◆ EXERCISE INSTRUCTIONS: Look through the records and copy each line that has "Sonnenschein" in it.

━━━━━ DATA SECTION ━━━━━

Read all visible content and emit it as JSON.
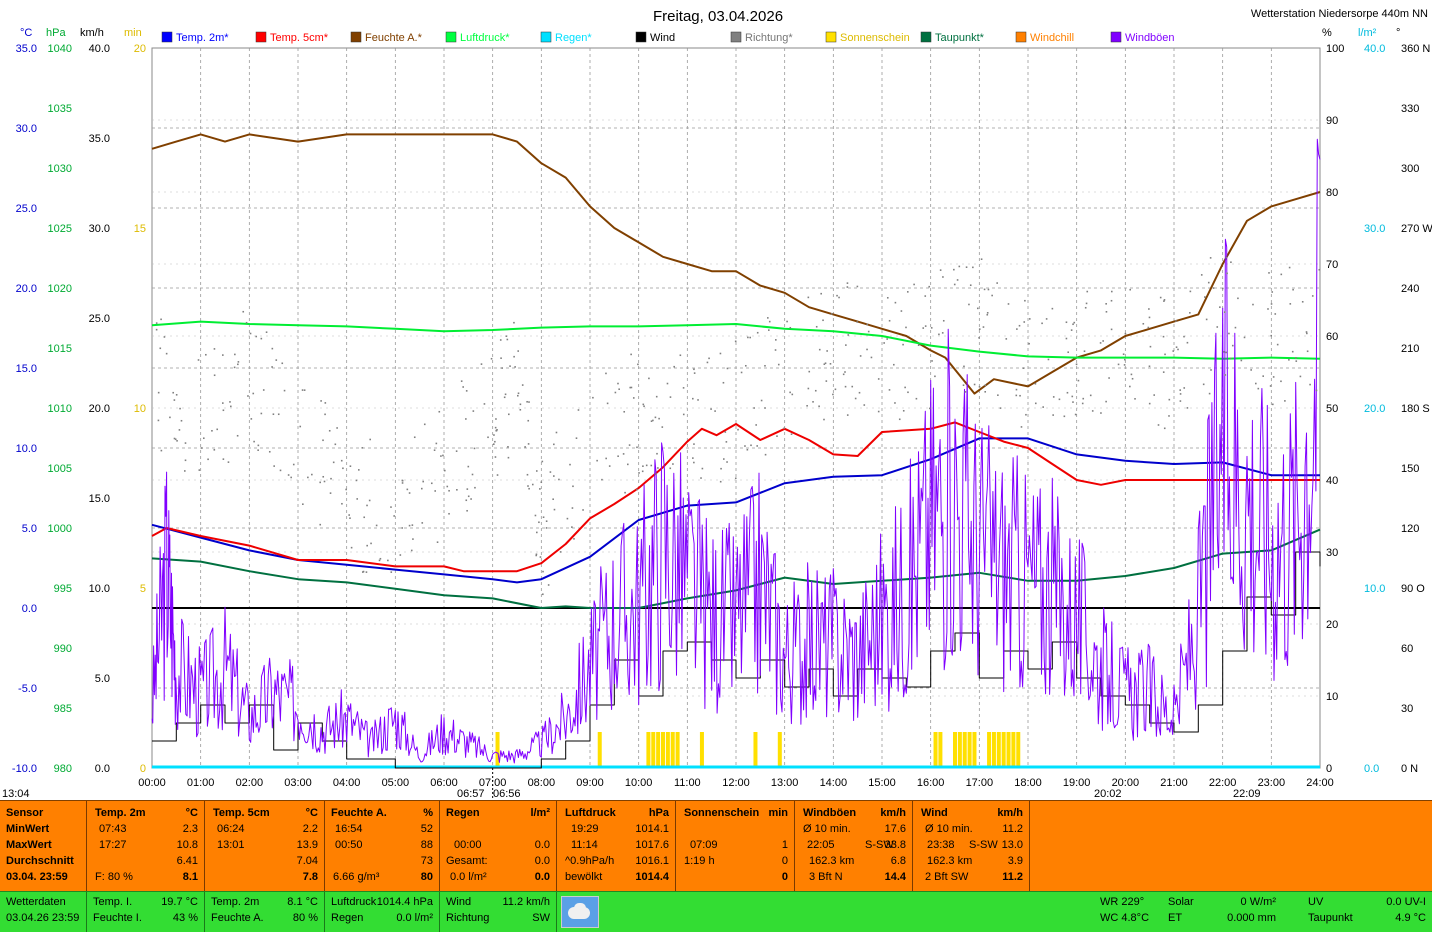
{
  "header": {
    "title": "Freitag, 03.04.2026",
    "station": "Wetterstation Niedersorpe 440m NN"
  },
  "legend": [
    {
      "label": "Temp. 2m*",
      "color": "#0000ff",
      "icon": "square-swatch"
    },
    {
      "label": "Temp. 5cm*",
      "color": "#ff0000",
      "icon": "square-swatch"
    },
    {
      "label": "Feuchte A.*",
      "color": "#804000",
      "icon": "square-swatch"
    },
    {
      "label": "Luftdruck*",
      "color": "#00ff40",
      "icon": "square-swatch"
    },
    {
      "label": "Regen*",
      "color": "#00e0ff",
      "icon": "square-swatch"
    },
    {
      "label": "Wind",
      "color": "#000000",
      "icon": "square-swatch"
    },
    {
      "label": "Richtung*",
      "color": "#808080",
      "icon": "square-swatch"
    },
    {
      "label": "Sonnenschein",
      "color": "#ffe000",
      "icon": "square-swatch"
    },
    {
      "label": "Taupunkt*",
      "color": "#007040",
      "icon": "square-swatch"
    },
    {
      "label": "Windchill",
      "color": "#ff8000",
      "icon": "square-swatch"
    },
    {
      "label": "Windböen",
      "color": "#8000ff",
      "icon": "square-swatch"
    }
  ],
  "axes": {
    "units": {
      "temp": "°C",
      "press": "hPa",
      "wind": "km/h",
      "sun": "min",
      "hum": "%",
      "rain": "l/m²",
      "dir": "°"
    },
    "temp_ticks": [
      "35.0",
      "30.0",
      "25.0",
      "20.0",
      "15.0",
      "10.0",
      "5.0",
      "0.0",
      "-5.0",
      "-10.0"
    ],
    "press_ticks": [
      "1040",
      "1035",
      "1030",
      "1025",
      "1020",
      "1015",
      "1010",
      "1005",
      "1000",
      "995",
      "990",
      "985",
      "980"
    ],
    "wind_ticks": [
      "40.0",
      "35.0",
      "30.0",
      "25.0",
      "20.0",
      "15.0",
      "10.0",
      "5.0",
      "0.0"
    ],
    "sun_ticks": [
      "20",
      "15",
      "10",
      "5",
      "0"
    ],
    "hum_ticks": [
      "100",
      "90",
      "80",
      "70",
      "60",
      "50",
      "40",
      "30",
      "20",
      "10",
      "0"
    ],
    "rain_ticks": [
      "40.0",
      "30.0",
      "20.0",
      "10.0",
      "0.0"
    ],
    "dir_ticks": [
      "360 N",
      "330",
      "300",
      "270 W",
      "240",
      "210",
      "180 S",
      "150",
      "120",
      "90 O",
      "60",
      "30",
      "0 N"
    ],
    "time_ticks": [
      "00:00",
      "01:00",
      "02:00",
      "03:00",
      "04:00",
      "05:00",
      "06:00",
      "07:00",
      "08:00",
      "09:00",
      "10:00",
      "11:00",
      "12:00",
      "13:00",
      "14:00",
      "15:00",
      "16:00",
      "17:00",
      "18:00",
      "19:00",
      "20:00",
      "21:00",
      "22:00",
      "23:00",
      "24:00"
    ],
    "sun_marks": {
      "moonset": "13:04",
      "sunrise": "06:57",
      "sunrise2": "06:56",
      "sunset": "20:02",
      "moonrise": "22:09"
    }
  },
  "chart_data": {
    "type": "line",
    "x_unit": "hour",
    "x_range": [
      0,
      24
    ],
    "series": [
      {
        "name": "Temp. 2m*",
        "axis": "temp",
        "color": "#0000cc",
        "x": [
          0,
          1,
          2,
          3,
          4,
          5,
          6,
          7,
          7.5,
          8,
          9,
          10,
          11,
          12,
          13,
          14,
          15,
          16,
          17,
          18,
          19,
          20,
          21,
          22,
          23,
          24
        ],
        "y": [
          5.2,
          4.4,
          3.6,
          3.0,
          2.7,
          2.4,
          2.1,
          1.8,
          1.6,
          1.8,
          3.2,
          5.5,
          6.4,
          6.6,
          7.8,
          8.2,
          8.3,
          9.3,
          10.6,
          10.6,
          9.6,
          9.2,
          9.0,
          9.1,
          8.3,
          8.3
        ]
      },
      {
        "name": "Temp. 5cm*",
        "axis": "temp",
        "color": "#ee0000",
        "x": [
          0,
          0.3,
          1,
          2,
          3,
          4,
          5,
          6,
          6.4,
          7,
          7.5,
          8,
          8.5,
          9,
          9.5,
          10,
          10.5,
          11,
          11.3,
          11.6,
          12,
          12.5,
          13,
          13.5,
          14,
          14.5,
          15,
          16,
          16.5,
          17,
          17.5,
          18,
          18.5,
          19,
          19.5,
          20,
          21,
          22,
          23,
          24
        ],
        "y": [
          4.5,
          5.0,
          4.5,
          3.9,
          3.0,
          3.0,
          2.6,
          2.6,
          2.3,
          2.3,
          2.3,
          2.8,
          4.0,
          5.6,
          6.5,
          7.5,
          8.8,
          10.4,
          11.2,
          10.8,
          11.5,
          10.5,
          11.2,
          10.5,
          9.6,
          9.5,
          11.0,
          11.2,
          11.6,
          11.0,
          10.4,
          10.0,
          9.0,
          8.0,
          7.7,
          8.0,
          8.0,
          8.0,
          8.0,
          8.0
        ]
      },
      {
        "name": "Feuchte A.*",
        "axis": "hum",
        "color": "#804000",
        "x": [
          0,
          0.5,
          1,
          1.5,
          2,
          3,
          4,
          5,
          6,
          7,
          7.5,
          8,
          8.5,
          9,
          9.5,
          10,
          10.5,
          11,
          11.5,
          12,
          12.5,
          13,
          13.5,
          14,
          14.5,
          15,
          15.5,
          16,
          16.3,
          16.9,
          17.3,
          18,
          18.5,
          19,
          19.5,
          20,
          20.5,
          21,
          21.5,
          22,
          22.5,
          23,
          23.5,
          24
        ],
        "y": [
          86,
          87,
          88,
          87,
          88,
          87,
          88,
          88,
          88,
          88,
          87,
          84,
          82,
          78,
          75,
          73,
          71,
          70,
          69,
          69,
          67,
          66,
          64,
          63,
          62,
          61,
          60,
          58,
          57,
          52,
          54,
          53,
          55,
          57,
          58,
          60,
          61,
          62,
          63,
          70,
          76,
          78,
          79,
          80
        ]
      },
      {
        "name": "Luftdruck*",
        "axis": "press",
        "color": "#00ee33",
        "x": [
          0,
          1,
          2,
          3,
          4,
          5,
          6,
          7,
          8,
          9,
          10,
          11,
          12,
          13,
          14,
          15,
          16,
          17,
          18,
          19,
          20,
          21,
          22,
          23,
          24
        ],
        "y": [
          1016.9,
          1017.2,
          1017.0,
          1016.9,
          1016.8,
          1016.6,
          1016.4,
          1016.5,
          1016.7,
          1016.8,
          1016.8,
          1016.9,
          1017.0,
          1016.6,
          1016.4,
          1016.0,
          1015.2,
          1014.7,
          1014.3,
          1014.2,
          1014.2,
          1014.2,
          1014.1,
          1014.2,
          1014.1
        ]
      },
      {
        "name": "Taupunkt*",
        "axis": "temp",
        "color": "#007040",
        "x": [
          0,
          1,
          2,
          3,
          4,
          5,
          6,
          7,
          8,
          8.5,
          9,
          10,
          11,
          12,
          13,
          14,
          15,
          16,
          17,
          18,
          19,
          20,
          21,
          22,
          23,
          24
        ],
        "y": [
          3.1,
          2.9,
          2.3,
          1.8,
          1.6,
          1.2,
          0.8,
          0.6,
          0.0,
          0.1,
          0.0,
          0.0,
          0.6,
          1.1,
          1.9,
          1.5,
          1.7,
          1.9,
          2.2,
          1.7,
          1.7,
          2.0,
          2.5,
          3.4,
          3.6,
          4.9
        ]
      },
      {
        "name": "Wind",
        "axis": "wind",
        "color": "#000000",
        "x": [
          0,
          0.5,
          1,
          1.5,
          2,
          2.5,
          3,
          3.5,
          4,
          5,
          6,
          7,
          8,
          8.5,
          9,
          9.5,
          10,
          10.5,
          11,
          11.5,
          12,
          12.5,
          13,
          13.5,
          14,
          14.5,
          15,
          15.5,
          16,
          16.5,
          17,
          17.5,
          18,
          18.5,
          19,
          19.5,
          20,
          20.5,
          21,
          21.5,
          22,
          22.5,
          23,
          23.5,
          24
        ],
        "y": [
          1.5,
          2.5,
          3.5,
          2.5,
          3.5,
          1.0,
          2.5,
          1.5,
          0.5,
          0.0,
          0.0,
          0.0,
          0.5,
          1.5,
          3.5,
          6.0,
          4.0,
          6.5,
          7.0,
          6.0,
          5.0,
          6.0,
          4.5,
          5.5,
          4.0,
          5.5,
          5.0,
          4.5,
          6.5,
          7.5,
          5.0,
          6.5,
          5.5,
          7.0,
          5.0,
          4.0,
          3.5,
          2.5,
          2.0,
          3.5,
          6.5,
          9.5,
          8.5,
          12.0,
          11.2
        ]
      },
      {
        "name": "Windböen",
        "axis": "wind",
        "color": "#8000ff",
        "x": [
          0,
          0.3,
          0.5,
          1,
          1.5,
          2,
          2.5,
          3,
          3.5,
          4,
          4.5,
          5,
          5.5,
          6,
          6.5,
          7,
          7.5,
          8,
          8.5,
          9,
          9.5,
          10,
          10.5,
          11,
          11.5,
          12,
          12.5,
          13,
          13.5,
          14,
          14.5,
          15,
          15.5,
          16,
          16.5,
          17,
          17.5,
          18,
          18.5,
          19,
          19.5,
          20,
          20.5,
          21,
          21.5,
          22,
          22.5,
          23,
          23.5,
          24
        ],
        "y": [
          5,
          16,
          8,
          6,
          8,
          4,
          6,
          5,
          3,
          4,
          2,
          4,
          1,
          3,
          2,
          1,
          1,
          2,
          4,
          8,
          12,
          13,
          18,
          15,
          12,
          12,
          15,
          9,
          10,
          10,
          9,
          12,
          14,
          20,
          22,
          18,
          16,
          15,
          14,
          12,
          8,
          6,
          6,
          4,
          12,
          26,
          22,
          18,
          20,
          33.8
        ]
      },
      {
        "name": "Richtung*",
        "axis": "dir",
        "color": "#808080",
        "style": "dots",
        "x": [
          0,
          1,
          2,
          3,
          4,
          5,
          6,
          7,
          7.5,
          8,
          9,
          10,
          11,
          12,
          13,
          14,
          15,
          16,
          17,
          18,
          19,
          20,
          21,
          22,
          23,
          24
        ],
        "y": [
          195,
          170,
          200,
          165,
          135,
          125,
          150,
          180,
          190,
          120,
          165,
          175,
          175,
          180,
          200,
          210,
          205,
          215,
          225,
          200,
          205,
          220,
          200,
          230,
          215,
          225
        ]
      }
    ],
    "sunshine_x": [
      7.1,
      9.2,
      10.2,
      10.3,
      10.4,
      10.5,
      10.6,
      10.7,
      10.8,
      11.3,
      12.4,
      12.9,
      16.1,
      16.2,
      16.5,
      16.6,
      16.7,
      16.8,
      16.9,
      17.2,
      17.3,
      17.4,
      17.5,
      17.6,
      17.7,
      17.8
    ],
    "constant_lines": [
      {
        "axis": "temp",
        "y": 0,
        "color": "#000000"
      }
    ]
  },
  "summary": {
    "sensor": {
      "title": "Sensor",
      "rows": [
        "MinWert",
        "MaxWert",
        "Durchschnitt",
        "03.04. 23:59"
      ]
    },
    "temp2": {
      "title": "Temp. 2m",
      "unit": "°C",
      "min_t": "07:43",
      "min_v": "2.3",
      "max_t": "17:27",
      "max_v": "10.8",
      "avg": "6.41",
      "now_label": "F: 80 %",
      "now": "8.1"
    },
    "temp5": {
      "title": "Temp. 5cm",
      "unit": "°C",
      "min_t": "06:24",
      "min_v": "2.2",
      "max_t": "13:01",
      "max_v": "13.9",
      "avg": "7.04",
      "now": "7.8"
    },
    "hum": {
      "title": "Feuchte A.",
      "unit": "%",
      "min_t": "16:54",
      "min_v": "52",
      "max_t": "00:50",
      "max_v": "88",
      "avg": "73",
      "now_label": "6.66 g/m³",
      "now": "80"
    },
    "rain": {
      "title": "Regen",
      "unit": "l/m²",
      "r1_t": "00:00",
      "r1_v": "0.0",
      "r2_t": "Gesamt:",
      "r2_v": "0.0",
      "now_label": "0.0 l/m²",
      "now": "0.0",
      "blank_v": "0.0"
    },
    "press": {
      "title": "Luftdruck",
      "unit": "hPa",
      "min_t": "19:29",
      "min_v": "1014.1",
      "max_t": "11:14",
      "max_v": "1017.6",
      "avg_t": "^0.9hPa/h",
      "avg": "1016.1",
      "now_label": "bewölkt",
      "now": "1014.4"
    },
    "sun": {
      "title": "Sonnenschein",
      "unit": "min",
      "r1_t": "07:09",
      "r1_v": "1",
      "r2_t": "1:19 h",
      "r2_v": "0",
      "now": "0"
    },
    "gust": {
      "title": "Windböen",
      "unit": "km/h",
      "r1_t": "Ø 10 min.",
      "r1_v": "17.6",
      "r2_t": "22:05",
      "r2_m": "S-SW",
      "r2_v": "33.8",
      "r3_t": "162.3 km",
      "r3_v": "6.8",
      "now_label": "3 Bft N",
      "now": "14.4"
    },
    "wind": {
      "title": "Wind",
      "unit": "km/h",
      "r1_t": "Ø 10 min.",
      "r1_v": "11.2",
      "r2_t": "23:38",
      "r2_m": "S-SW",
      "r2_v": "13.0",
      "r3_t": "162.3 km",
      "r3_v": "3.9",
      "now_label": "2 Bft SW",
      "now": "11.2"
    }
  },
  "current": {
    "title": "Wetterdaten",
    "stamp": "03.04.26 23:59",
    "temp_i_l": "Temp. I.",
    "temp_i": "19.7 °C",
    "hum_i_l": "Feuchte I.",
    "hum_i": "43 %",
    "temp2_l": "Temp. 2m",
    "temp2": "8.1 °C",
    "hum_a_l": "Feuchte A.",
    "hum_a": "80 %",
    "press_l": "Luftdruck",
    "press": "1014.4 hPa",
    "rain_l": "Regen",
    "rain": "0.0 l/m²",
    "wind_l": "Wind",
    "wind": "11.2 km/h",
    "dir_l": "Richtung",
    "dir": "SW",
    "wr": "WR 229°",
    "wc": "WC 4.8°C",
    "solar_l": "Solar",
    "solar": "0 W/m²",
    "et_l": "ET",
    "et": "0.000 mm",
    "uv_l": "UV",
    "uv": "0.0 UV-I",
    "dew_l": "Taupunkt",
    "dew": "4.9 °C",
    "weather_icon": "cloudy-icon"
  }
}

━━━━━

◆ RESPONSE TO THIS EXERCISE:
      "label": "Sonnenschein",
      "title": "Sonnenschein",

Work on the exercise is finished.